Which lines of the records below contain the word "year"? Show each one.

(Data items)
——
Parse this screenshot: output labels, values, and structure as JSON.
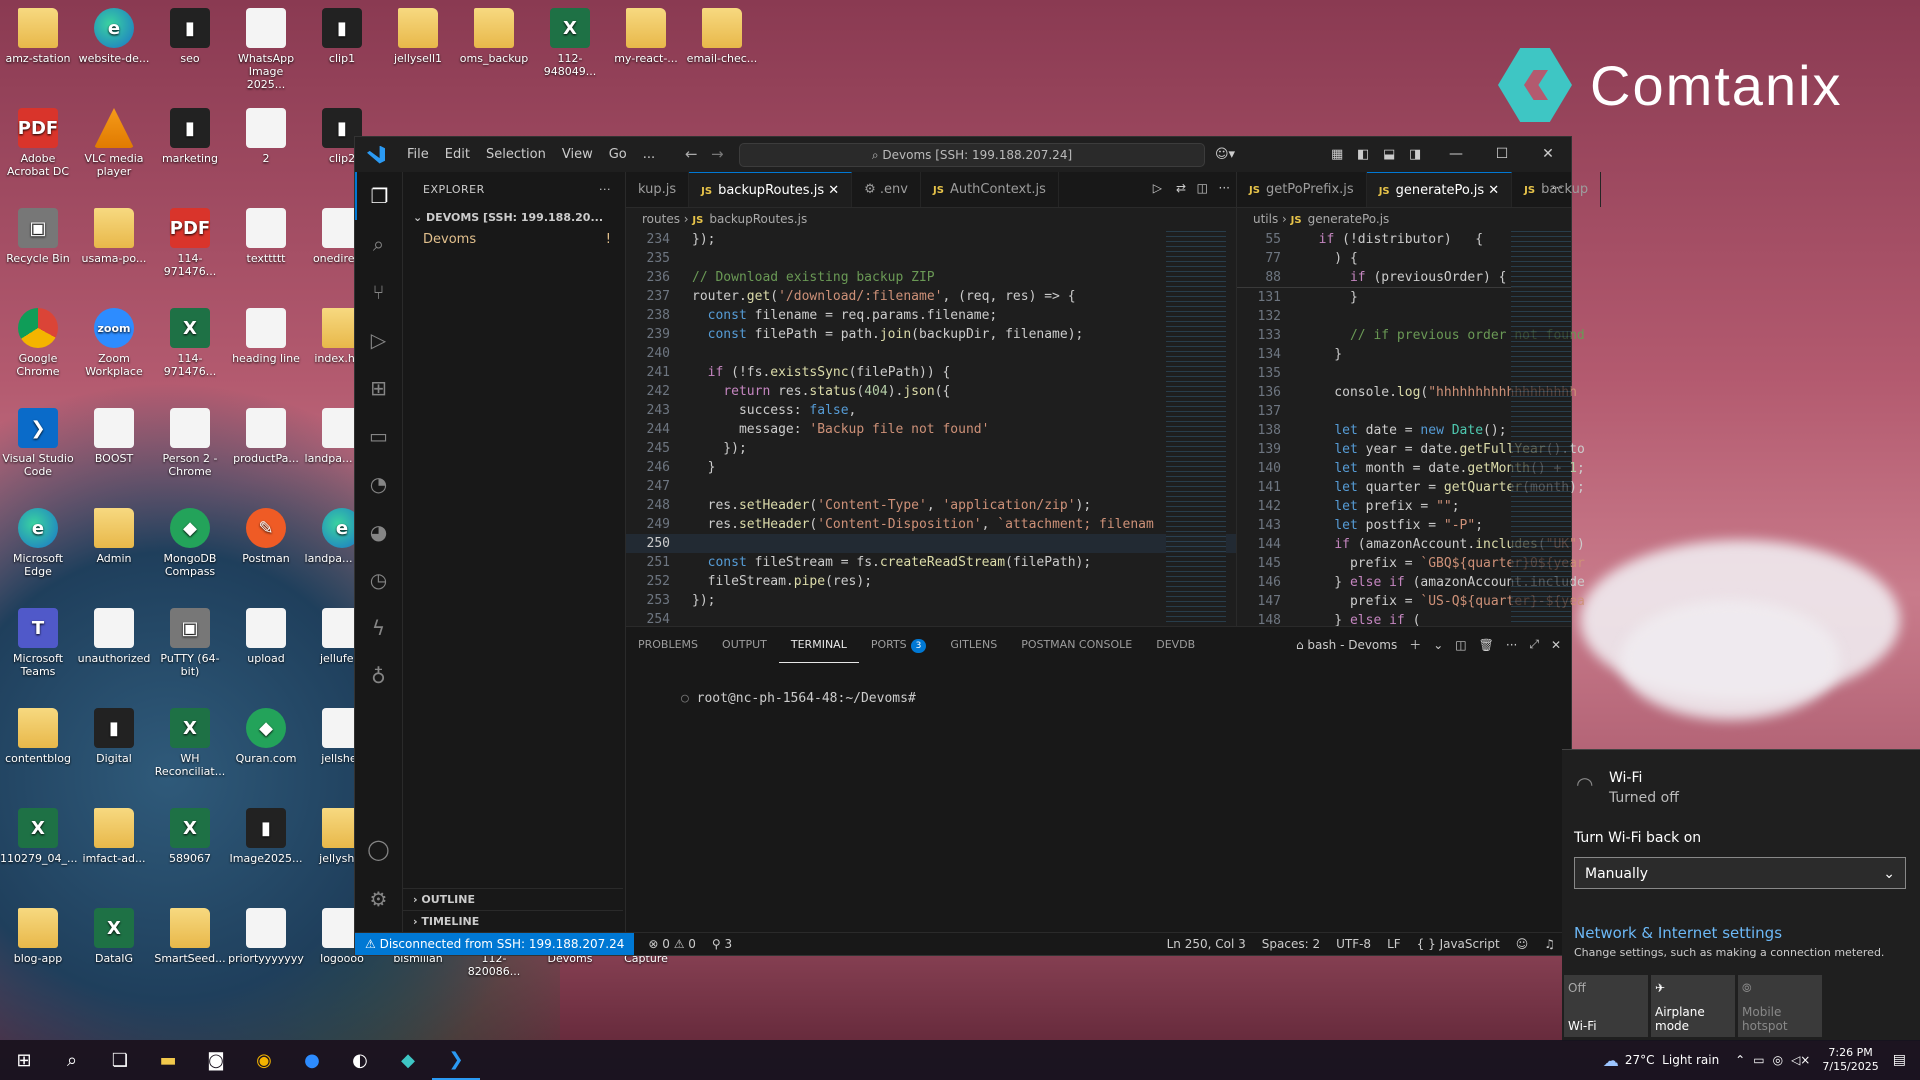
{
  "brand": {
    "name": "Comtanix"
  },
  "desktop_icons": [
    {
      "label": "amz-station",
      "kind": "folder",
      "col": 0,
      "row": 0
    },
    {
      "label": "website-de...",
      "kind": "edge",
      "col": 1,
      "row": 0
    },
    {
      "label": "seo",
      "kind": "dark",
      "col": 2,
      "row": 0
    },
    {
      "label": "WhatsApp Image 2025...",
      "kind": "doc",
      "col": 3,
      "row": 0
    },
    {
      "label": "clip1",
      "kind": "dark",
      "col": 4,
      "row": 0
    },
    {
      "label": "jellysell1",
      "kind": "folder",
      "col": 5,
      "row": 0
    },
    {
      "label": "oms_backup",
      "kind": "folder",
      "col": 6,
      "row": 0
    },
    {
      "label": "112-948049...",
      "kind": "excel",
      "col": 7,
      "row": 0
    },
    {
      "label": "my-react-...",
      "kind": "folder",
      "col": 8,
      "row": 0
    },
    {
      "label": "email-chec...",
      "kind": "folder",
      "col": 9,
      "row": 0
    },
    {
      "label": "Adobe Acrobat DC",
      "kind": "pdf",
      "col": 0,
      "row": 1
    },
    {
      "label": "VLC media player",
      "kind": "vlc",
      "col": 1,
      "row": 1
    },
    {
      "label": "marketing",
      "kind": "dark",
      "col": 2,
      "row": 1
    },
    {
      "label": "2",
      "kind": "doc",
      "col": 3,
      "row": 1
    },
    {
      "label": "clip2",
      "kind": "dark",
      "col": 4,
      "row": 1
    },
    {
      "label": "Recycle Bin",
      "kind": "gray",
      "col": 0,
      "row": 2
    },
    {
      "label": "usama-po...",
      "kind": "folder",
      "col": 1,
      "row": 2
    },
    {
      "label": "114-971476...",
      "kind": "pdf",
      "col": 2,
      "row": 2
    },
    {
      "label": "texttttt",
      "kind": "doc",
      "col": 3,
      "row": 2
    },
    {
      "label": "onedirec...",
      "kind": "doc",
      "col": 4,
      "row": 2
    },
    {
      "label": "Google Chrome",
      "kind": "chrome",
      "col": 0,
      "row": 3
    },
    {
      "label": "Zoom Workplace",
      "kind": "zoom",
      "col": 1,
      "row": 3
    },
    {
      "label": "114-971476...",
      "kind": "excel",
      "col": 2,
      "row": 3
    },
    {
      "label": "heading line",
      "kind": "doc",
      "col": 3,
      "row": 3
    },
    {
      "label": "index.ht...",
      "kind": "folder",
      "col": 4,
      "row": 3
    },
    {
      "label": "Visual Studio Code",
      "kind": "vscode",
      "col": 0,
      "row": 4
    },
    {
      "label": "BOOST",
      "kind": "doc",
      "col": 1,
      "row": 4
    },
    {
      "label": "Person 2 - Chrome",
      "kind": "doc",
      "col": 2,
      "row": 4
    },
    {
      "label": "productPa...",
      "kind": "doc",
      "col": 3,
      "row": 4
    },
    {
      "label": "landpa... logo",
      "kind": "doc",
      "col": 4,
      "row": 4
    },
    {
      "label": "Microsoft Edge",
      "kind": "edge",
      "col": 0,
      "row": 5
    },
    {
      "label": "Admin",
      "kind": "folder",
      "col": 1,
      "row": 5
    },
    {
      "label": "MongoDB Compass",
      "kind": "green",
      "col": 2,
      "row": 5
    },
    {
      "label": "Postman",
      "kind": "orange",
      "col": 3,
      "row": 5
    },
    {
      "label": "landpa... logo",
      "kind": "edge",
      "col": 4,
      "row": 5
    },
    {
      "label": "Microsoft Teams",
      "kind": "teams",
      "col": 0,
      "row": 6
    },
    {
      "label": "unauthorized",
      "kind": "doc",
      "col": 1,
      "row": 6
    },
    {
      "label": "PuTTY (64-bit)",
      "kind": "gray",
      "col": 2,
      "row": 6
    },
    {
      "label": "upload",
      "kind": "doc",
      "col": 3,
      "row": 6
    },
    {
      "label": "jellufe...",
      "kind": "doc",
      "col": 4,
      "row": 6
    },
    {
      "label": "contentblog",
      "kind": "folder",
      "col": 0,
      "row": 7
    },
    {
      "label": "Digital",
      "kind": "dark",
      "col": 1,
      "row": 7
    },
    {
      "label": "WH Reconciliat...",
      "kind": "excel",
      "col": 2,
      "row": 7
    },
    {
      "label": "Quran.com",
      "kind": "green",
      "col": 3,
      "row": 7
    },
    {
      "label": "jellshell",
      "kind": "doc",
      "col": 4,
      "row": 7
    },
    {
      "label": "110279_04_...",
      "kind": "excel",
      "col": 0,
      "row": 8
    },
    {
      "label": "imfact-ad...",
      "kind": "folder",
      "col": 1,
      "row": 8
    },
    {
      "label": "589067",
      "kind": "excel",
      "col": 2,
      "row": 8
    },
    {
      "label": "Image2025...",
      "kind": "dark",
      "col": 3,
      "row": 8
    },
    {
      "label": "jellysh...",
      "kind": "folder",
      "col": 4,
      "row": 8
    },
    {
      "label": "blog-app",
      "kind": "folder",
      "col": 0,
      "row": 9
    },
    {
      "label": "DataIG",
      "kind": "excel",
      "col": 1,
      "row": 9
    },
    {
      "label": "SmartSeed...",
      "kind": "folder",
      "col": 2,
      "row": 9
    },
    {
      "label": "priortyyyyyyy",
      "kind": "doc",
      "col": 3,
      "row": 9
    },
    {
      "label": "logoooo",
      "kind": "doc",
      "col": 4,
      "row": 9
    },
    {
      "label": "bismillah",
      "kind": "doc",
      "col": 5,
      "row": 9
    },
    {
      "label": "112-820086...",
      "kind": "doc",
      "col": 6,
      "row": 9
    },
    {
      "label": "Devoms",
      "kind": "folder",
      "col": 7,
      "row": 9
    },
    {
      "label": "Capture",
      "kind": "doc",
      "col": 8,
      "row": 9
    }
  ],
  "vscode": {
    "menu": [
      "File",
      "Edit",
      "Selection",
      "View",
      "Go",
      "..."
    ],
    "command_center": "Devoms [SSH: 199.188.207.24]",
    "explorer": {
      "title": "EXPLORER",
      "root": "DEVOMS [SSH: 199.188.20...",
      "item": "Devoms",
      "item_badge": "!",
      "outline": "OUTLINE",
      "timeline": "TIMELINE"
    },
    "left_tabs": [
      {
        "label": "kup.js",
        "active": false,
        "js": false
      },
      {
        "label": "backupRoutes.js",
        "active": true,
        "js": true
      },
      {
        "label": ".env",
        "active": false,
        "js": false
      },
      {
        "label": "AuthContext.js",
        "active": false,
        "js": true
      }
    ],
    "right_tabs": [
      {
        "label": "getPoPrefix.js",
        "active": false,
        "js": true
      },
      {
        "label": "generatePo.js",
        "active": true,
        "js": true
      },
      {
        "label": "backup",
        "active": false,
        "js": true
      }
    ],
    "left_breadcrumb": [
      "routes",
      "backupRoutes.js"
    ],
    "right_breadcrumb": [
      "utils",
      "generatePo.js"
    ],
    "left_code": [
      {
        "n": "234",
        "t": "});"
      },
      {
        "n": "235",
        "t": ""
      },
      {
        "n": "236",
        "t": "// Download existing backup ZIP"
      },
      {
        "n": "237",
        "t": "router.get('/download/:filename', (req, res) => {"
      },
      {
        "n": "238",
        "t": "  const filename = req.params.filename;"
      },
      {
        "n": "239",
        "t": "  const filePath = path.join(backupDir, filename);"
      },
      {
        "n": "240",
        "t": ""
      },
      {
        "n": "241",
        "t": "  if (!fs.existsSync(filePath)) {"
      },
      {
        "n": "242",
        "t": "    return res.status(404).json({"
      },
      {
        "n": "243",
        "t": "      success: false,"
      },
      {
        "n": "244",
        "t": "      message: 'Backup file not found'"
      },
      {
        "n": "245",
        "t": "    });"
      },
      {
        "n": "246",
        "t": "  }"
      },
      {
        "n": "247",
        "t": ""
      },
      {
        "n": "248",
        "t": "  res.setHeader('Content-Type', 'application/zip');"
      },
      {
        "n": "249",
        "t": "  res.setHeader('Content-Disposition', `attachment; filenam"
      },
      {
        "n": "250",
        "t": ""
      },
      {
        "n": "251",
        "t": "  const fileStream = fs.createReadStream(filePath);"
      },
      {
        "n": "252",
        "t": "  fileStream.pipe(res);"
      },
      {
        "n": "253",
        "t": "});"
      },
      {
        "n": "254",
        "t": ""
      }
    ],
    "right_sticky": [
      {
        "n": "55",
        "t": "  if (!distributor)   {"
      },
      {
        "n": "77",
        "t": "    ) {"
      },
      {
        "n": "88",
        "t": "      if (previousOrder) {"
      }
    ],
    "right_code": [
      {
        "n": "131",
        "t": "      }"
      },
      {
        "n": "132",
        "t": ""
      },
      {
        "n": "133",
        "t": "      // if previous order not found"
      },
      {
        "n": "134",
        "t": "    }"
      },
      {
        "n": "135",
        "t": ""
      },
      {
        "n": "136",
        "t": "    console.log(\"hhhhhhhhhhhhhhhhhh"
      },
      {
        "n": "137",
        "t": ""
      },
      {
        "n": "138",
        "t": "    let date = new Date();"
      },
      {
        "n": "139",
        "t": "    let year = date.getFullYear().to"
      },
      {
        "n": "140",
        "t": "    let month = date.getMonth() + 1;"
      },
      {
        "n": "141",
        "t": "    let quarter = getQuarter(month);"
      },
      {
        "n": "142",
        "t": "    let prefix = \"\";"
      },
      {
        "n": "143",
        "t": "    let postfix = \"-P\";"
      },
      {
        "n": "144",
        "t": "    if (amazonAccount.includes(\"UK\")"
      },
      {
        "n": "145",
        "t": "      prefix = `GBQ${quarter}0${year"
      },
      {
        "n": "146",
        "t": "    } else if (amazonAccount.include"
      },
      {
        "n": "147",
        "t": "      prefix = `US-Q${quarter}-${yea"
      },
      {
        "n": "148",
        "t": "    } else if ("
      }
    ],
    "panel_tabs": [
      {
        "label": "PROBLEMS",
        "active": false
      },
      {
        "label": "OUTPUT",
        "active": false
      },
      {
        "label": "TERMINAL",
        "active": true
      },
      {
        "label": "PORTS",
        "active": false,
        "badge": "3"
      },
      {
        "label": "GITLENS",
        "active": false
      },
      {
        "label": "POSTMAN CONSOLE",
        "active": false
      },
      {
        "label": "DEVDB",
        "active": false
      }
    ],
    "terminal_name": "bash - Devoms",
    "terminal_prompt": "root@nc-ph-1564-48:~/Devoms#",
    "status": {
      "remote": "Disconnected from SSH: 199.188.207.24",
      "errors": "0",
      "warnings": "0",
      "ports": "3",
      "position": "Ln 250, Col 3",
      "spaces": "Spaces: 2",
      "encoding": "UTF-8",
      "eol": "LF",
      "language": "JavaScript"
    }
  },
  "wifi_flyout": {
    "title": "Wi-Fi",
    "state": "Turned off",
    "turn_back_label": "Turn Wi-Fi back on",
    "select_value": "Manually",
    "settings_link": "Network & Internet settings",
    "settings_sub": "Change settings, such as making a connection metered.",
    "tiles": [
      {
        "state": "Off",
        "label": "Wi-Fi"
      },
      {
        "state": "",
        "label": "Airplane mode"
      },
      {
        "state": "",
        "label": "Mobile hotspot"
      }
    ]
  },
  "taskbar": {
    "weather": "27°C  Light rain",
    "time": "7:26 PM",
    "date": "7/15/2025"
  },
  "colors": {
    "accent": "#0078d4",
    "brand": "#3ec6c4"
  }
}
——
▶ RESPONSE
        "t": "    let year = date.getFullYear().to"
        "t": "      prefix = `GBQ${quarter}0${year"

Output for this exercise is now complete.